City Commission Approves 2023 Preliminary Budget

The Mandan City Commission preliminary approved a 2023 budget proposal during its Aug. 2 meeting. The proposed budget maintains the city levy at 64 mills. However, expenses for all funds combined are $986,000 higher than the 2022 budget. Rising costs of providing the same, basic City services is visible throughout the budget, including in the form of employee compensation, equipment, projects, operations and maintenance.

Mandan’s average residential property valuation increase was 9.6% in 2022. This coupled with the mill levy, equates to a $27 increase per $100,000 of true and full value for a residential property. This excludes any special assessments.

Residents will notice a $1.39 per month increase for utility charges, totaling about $17 for the year. This increase includes a water usage increase of $0.10 per unit (748 gallons) of water and contractual increases with both Armstrong Sanitation for residential garbage services and Waste Management for recycling services.

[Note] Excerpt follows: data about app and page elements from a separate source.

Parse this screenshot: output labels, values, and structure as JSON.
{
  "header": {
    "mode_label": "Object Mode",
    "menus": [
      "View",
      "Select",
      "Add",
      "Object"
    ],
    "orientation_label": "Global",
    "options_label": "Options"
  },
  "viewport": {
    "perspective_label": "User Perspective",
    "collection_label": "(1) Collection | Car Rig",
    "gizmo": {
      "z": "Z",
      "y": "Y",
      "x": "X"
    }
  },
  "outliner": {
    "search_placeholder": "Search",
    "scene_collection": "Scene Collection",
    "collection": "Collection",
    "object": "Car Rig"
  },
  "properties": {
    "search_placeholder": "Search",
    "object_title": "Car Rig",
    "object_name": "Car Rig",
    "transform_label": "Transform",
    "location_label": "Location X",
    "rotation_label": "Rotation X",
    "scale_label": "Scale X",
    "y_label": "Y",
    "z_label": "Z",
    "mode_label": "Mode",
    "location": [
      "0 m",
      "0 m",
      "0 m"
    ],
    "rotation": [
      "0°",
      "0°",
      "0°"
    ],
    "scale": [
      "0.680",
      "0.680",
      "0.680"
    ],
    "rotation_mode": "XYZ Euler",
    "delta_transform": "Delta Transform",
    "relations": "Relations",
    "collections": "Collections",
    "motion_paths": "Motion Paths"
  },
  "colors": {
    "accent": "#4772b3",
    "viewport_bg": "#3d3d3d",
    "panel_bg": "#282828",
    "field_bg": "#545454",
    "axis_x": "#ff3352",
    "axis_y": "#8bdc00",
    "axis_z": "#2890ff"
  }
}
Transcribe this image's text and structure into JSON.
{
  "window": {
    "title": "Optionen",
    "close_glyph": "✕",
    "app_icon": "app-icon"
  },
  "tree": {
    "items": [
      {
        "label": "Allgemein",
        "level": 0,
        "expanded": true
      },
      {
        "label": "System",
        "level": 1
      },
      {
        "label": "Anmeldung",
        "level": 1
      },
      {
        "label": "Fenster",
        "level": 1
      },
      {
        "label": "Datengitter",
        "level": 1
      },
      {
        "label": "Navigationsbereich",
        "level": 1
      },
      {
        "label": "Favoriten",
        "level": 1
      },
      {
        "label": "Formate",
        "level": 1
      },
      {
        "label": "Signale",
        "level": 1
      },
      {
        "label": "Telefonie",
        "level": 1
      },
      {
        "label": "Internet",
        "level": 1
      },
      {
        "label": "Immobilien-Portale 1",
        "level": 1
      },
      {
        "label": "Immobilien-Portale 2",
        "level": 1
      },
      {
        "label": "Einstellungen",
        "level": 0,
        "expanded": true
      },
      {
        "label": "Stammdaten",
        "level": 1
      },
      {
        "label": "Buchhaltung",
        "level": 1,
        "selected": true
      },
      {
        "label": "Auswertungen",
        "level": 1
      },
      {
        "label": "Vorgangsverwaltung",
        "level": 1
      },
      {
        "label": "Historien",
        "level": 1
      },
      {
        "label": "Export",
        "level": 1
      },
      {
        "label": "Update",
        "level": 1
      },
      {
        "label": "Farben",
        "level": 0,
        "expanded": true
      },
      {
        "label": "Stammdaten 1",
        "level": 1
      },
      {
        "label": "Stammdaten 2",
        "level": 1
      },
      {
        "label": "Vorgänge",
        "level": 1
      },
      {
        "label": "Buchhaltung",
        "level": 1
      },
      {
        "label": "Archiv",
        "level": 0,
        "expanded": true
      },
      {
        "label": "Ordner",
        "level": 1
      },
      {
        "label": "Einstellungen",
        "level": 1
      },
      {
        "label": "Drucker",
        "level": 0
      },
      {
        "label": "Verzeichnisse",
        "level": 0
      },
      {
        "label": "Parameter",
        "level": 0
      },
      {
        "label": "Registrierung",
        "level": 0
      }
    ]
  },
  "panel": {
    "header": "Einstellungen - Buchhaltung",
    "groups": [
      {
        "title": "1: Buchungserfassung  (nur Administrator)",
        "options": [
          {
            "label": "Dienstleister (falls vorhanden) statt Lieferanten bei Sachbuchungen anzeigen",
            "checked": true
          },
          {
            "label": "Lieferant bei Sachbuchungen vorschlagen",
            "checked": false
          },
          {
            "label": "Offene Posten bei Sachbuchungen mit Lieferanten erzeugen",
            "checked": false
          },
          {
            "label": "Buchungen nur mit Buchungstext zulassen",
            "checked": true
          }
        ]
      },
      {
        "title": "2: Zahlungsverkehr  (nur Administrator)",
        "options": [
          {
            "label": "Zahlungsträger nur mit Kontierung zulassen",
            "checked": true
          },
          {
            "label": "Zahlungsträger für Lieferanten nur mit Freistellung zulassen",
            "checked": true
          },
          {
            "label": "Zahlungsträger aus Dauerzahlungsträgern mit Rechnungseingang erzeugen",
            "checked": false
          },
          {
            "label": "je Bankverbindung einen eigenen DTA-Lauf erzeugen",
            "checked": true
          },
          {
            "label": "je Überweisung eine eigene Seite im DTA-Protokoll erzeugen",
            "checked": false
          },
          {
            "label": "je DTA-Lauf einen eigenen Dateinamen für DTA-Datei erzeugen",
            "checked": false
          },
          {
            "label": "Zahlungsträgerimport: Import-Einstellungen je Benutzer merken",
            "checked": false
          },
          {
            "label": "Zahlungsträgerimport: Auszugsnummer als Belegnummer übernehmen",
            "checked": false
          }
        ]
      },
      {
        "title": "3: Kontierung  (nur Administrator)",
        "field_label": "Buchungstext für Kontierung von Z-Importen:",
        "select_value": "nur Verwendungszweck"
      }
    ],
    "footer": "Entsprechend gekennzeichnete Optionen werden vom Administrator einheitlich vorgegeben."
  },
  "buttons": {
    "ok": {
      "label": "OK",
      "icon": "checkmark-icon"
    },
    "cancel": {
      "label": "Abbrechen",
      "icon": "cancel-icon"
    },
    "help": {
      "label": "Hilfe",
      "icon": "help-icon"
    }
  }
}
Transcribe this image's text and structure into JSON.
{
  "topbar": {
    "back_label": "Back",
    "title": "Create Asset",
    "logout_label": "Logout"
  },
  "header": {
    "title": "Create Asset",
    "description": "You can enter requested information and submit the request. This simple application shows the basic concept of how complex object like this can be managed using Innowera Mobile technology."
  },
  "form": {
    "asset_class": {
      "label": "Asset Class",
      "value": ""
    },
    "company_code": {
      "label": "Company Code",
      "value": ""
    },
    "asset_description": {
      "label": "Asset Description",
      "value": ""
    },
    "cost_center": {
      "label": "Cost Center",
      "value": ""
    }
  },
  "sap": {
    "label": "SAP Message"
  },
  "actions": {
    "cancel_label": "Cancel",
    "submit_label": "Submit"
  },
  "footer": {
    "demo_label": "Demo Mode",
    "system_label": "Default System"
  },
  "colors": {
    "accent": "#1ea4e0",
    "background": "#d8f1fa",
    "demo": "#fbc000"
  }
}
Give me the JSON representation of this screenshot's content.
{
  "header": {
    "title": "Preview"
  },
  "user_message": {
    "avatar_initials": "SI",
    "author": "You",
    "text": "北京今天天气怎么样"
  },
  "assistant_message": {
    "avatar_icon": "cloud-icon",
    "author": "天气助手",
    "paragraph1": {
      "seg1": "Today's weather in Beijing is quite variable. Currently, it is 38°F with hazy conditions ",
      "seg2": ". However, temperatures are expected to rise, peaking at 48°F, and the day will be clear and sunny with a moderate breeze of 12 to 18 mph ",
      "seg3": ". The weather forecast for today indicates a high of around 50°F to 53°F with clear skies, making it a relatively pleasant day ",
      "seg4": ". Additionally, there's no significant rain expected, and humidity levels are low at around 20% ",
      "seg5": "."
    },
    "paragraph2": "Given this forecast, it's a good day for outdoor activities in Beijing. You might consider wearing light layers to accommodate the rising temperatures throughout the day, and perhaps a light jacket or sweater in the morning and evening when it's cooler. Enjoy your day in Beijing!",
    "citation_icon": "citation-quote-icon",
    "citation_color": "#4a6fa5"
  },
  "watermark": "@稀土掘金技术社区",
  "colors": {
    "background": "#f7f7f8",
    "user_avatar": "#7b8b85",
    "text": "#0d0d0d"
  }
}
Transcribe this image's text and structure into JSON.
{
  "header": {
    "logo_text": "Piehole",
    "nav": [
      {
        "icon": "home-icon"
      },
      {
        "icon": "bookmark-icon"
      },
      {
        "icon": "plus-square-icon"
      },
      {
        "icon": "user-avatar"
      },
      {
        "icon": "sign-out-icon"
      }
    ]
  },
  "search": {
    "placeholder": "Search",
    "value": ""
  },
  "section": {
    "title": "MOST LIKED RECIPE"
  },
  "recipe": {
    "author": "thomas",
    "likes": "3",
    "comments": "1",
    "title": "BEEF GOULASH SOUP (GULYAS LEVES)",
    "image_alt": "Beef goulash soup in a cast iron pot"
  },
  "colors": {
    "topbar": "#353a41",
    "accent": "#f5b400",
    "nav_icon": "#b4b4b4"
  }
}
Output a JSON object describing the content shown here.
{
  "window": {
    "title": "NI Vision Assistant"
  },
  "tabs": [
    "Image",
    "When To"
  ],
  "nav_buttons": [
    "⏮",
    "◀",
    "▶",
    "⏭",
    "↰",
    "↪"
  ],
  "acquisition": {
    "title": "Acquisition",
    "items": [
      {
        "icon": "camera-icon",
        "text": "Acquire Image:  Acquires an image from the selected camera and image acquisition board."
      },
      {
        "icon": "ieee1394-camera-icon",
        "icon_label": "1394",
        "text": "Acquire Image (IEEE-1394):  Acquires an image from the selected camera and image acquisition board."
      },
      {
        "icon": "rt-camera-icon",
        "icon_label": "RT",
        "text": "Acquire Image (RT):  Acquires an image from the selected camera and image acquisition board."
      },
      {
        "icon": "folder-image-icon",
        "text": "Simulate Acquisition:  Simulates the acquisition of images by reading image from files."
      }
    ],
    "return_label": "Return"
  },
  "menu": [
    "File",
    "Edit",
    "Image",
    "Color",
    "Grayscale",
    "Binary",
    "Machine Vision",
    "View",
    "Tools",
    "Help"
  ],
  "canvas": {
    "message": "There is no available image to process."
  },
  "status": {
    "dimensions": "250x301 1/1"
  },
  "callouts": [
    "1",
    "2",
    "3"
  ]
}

The City’s proposed budget totals $33.4 million. The contribution from property tax revenue is $6 million with the remainder covered through user fees, special assessments, sales and use tax revenue, funds received from other sources such as federal and state contributions, and existing reserve funds.

The preliminary budget counts on a transfer to the general fund of 65% or $2.1 million of the 1% city sales and use tax revenue for property tax reduction and revenue stabilization. Without the sales and use tax contribution, the property tax levy would need to be about 18 mills higher.

The draft budget includes a 4% salary adjustment. The budget and finance committee recommended approval of five Police Department promotions for retention and advancement. Also, the budget uses savings from vacant positions to address labor and market conditions for hard to fill positions, further aiding in retention of City employees.

Federal funds help. The City of Mandan plans to use $1.1 million of CARES Act funds in the 2023 budget to help with general fund operating expenses. Finance Director Greg Welch believes the City will be able to spread out the remaining $1.5 million CARES Act funds in both the 2024 and 2025 budgets as well. In 2020, cities were encouraged by the State Emergency Commission to use these funds to keep property tax mill rates as low as possible, benefiting all property tax payers.

To help balance the budget, the City will use $431,000 from the general fund balance for capital outlay; $490,000 from the street light utility fund to complete an LED street lights replacement project; as well as $560,000 from the water and sewer utility fund to purchase a vacuum tanker truck for the Public Works utility division used to clean sewer lines, storm drains and during repair of water line breaks.

“It’s tough to balance providing city services without overly burdening tax payers,” says Mayor Tim Helbling, “but the City is using fund reserves to help lessen the burden on our residents.”

City services only a portion of local property tax bill. City services currently account for about 22% of the total mill levy for Mandan property owners. The School District, Morton County and Park District services account for the remainder.

Public hearings. The Morton County treasurer, in accordance with state law, will mail letters by Aug. 31 to all property owners, notifying them of proposed changes in property taxes and public hearing dates for all taxing entities. The letters will provide estimated property taxes based on preliminary budgets. It will also include notice of the City Commission’s public hearing on the budget scheduled for Sept. 20 at 6 p.m. prior to final consideration. The hearing will take place at Mandan City Hall, 205 Second Ave NW.

For more information about the 2023 budget, contact the Finance Department at 701-667-3213. The preliminary budget documents are posted at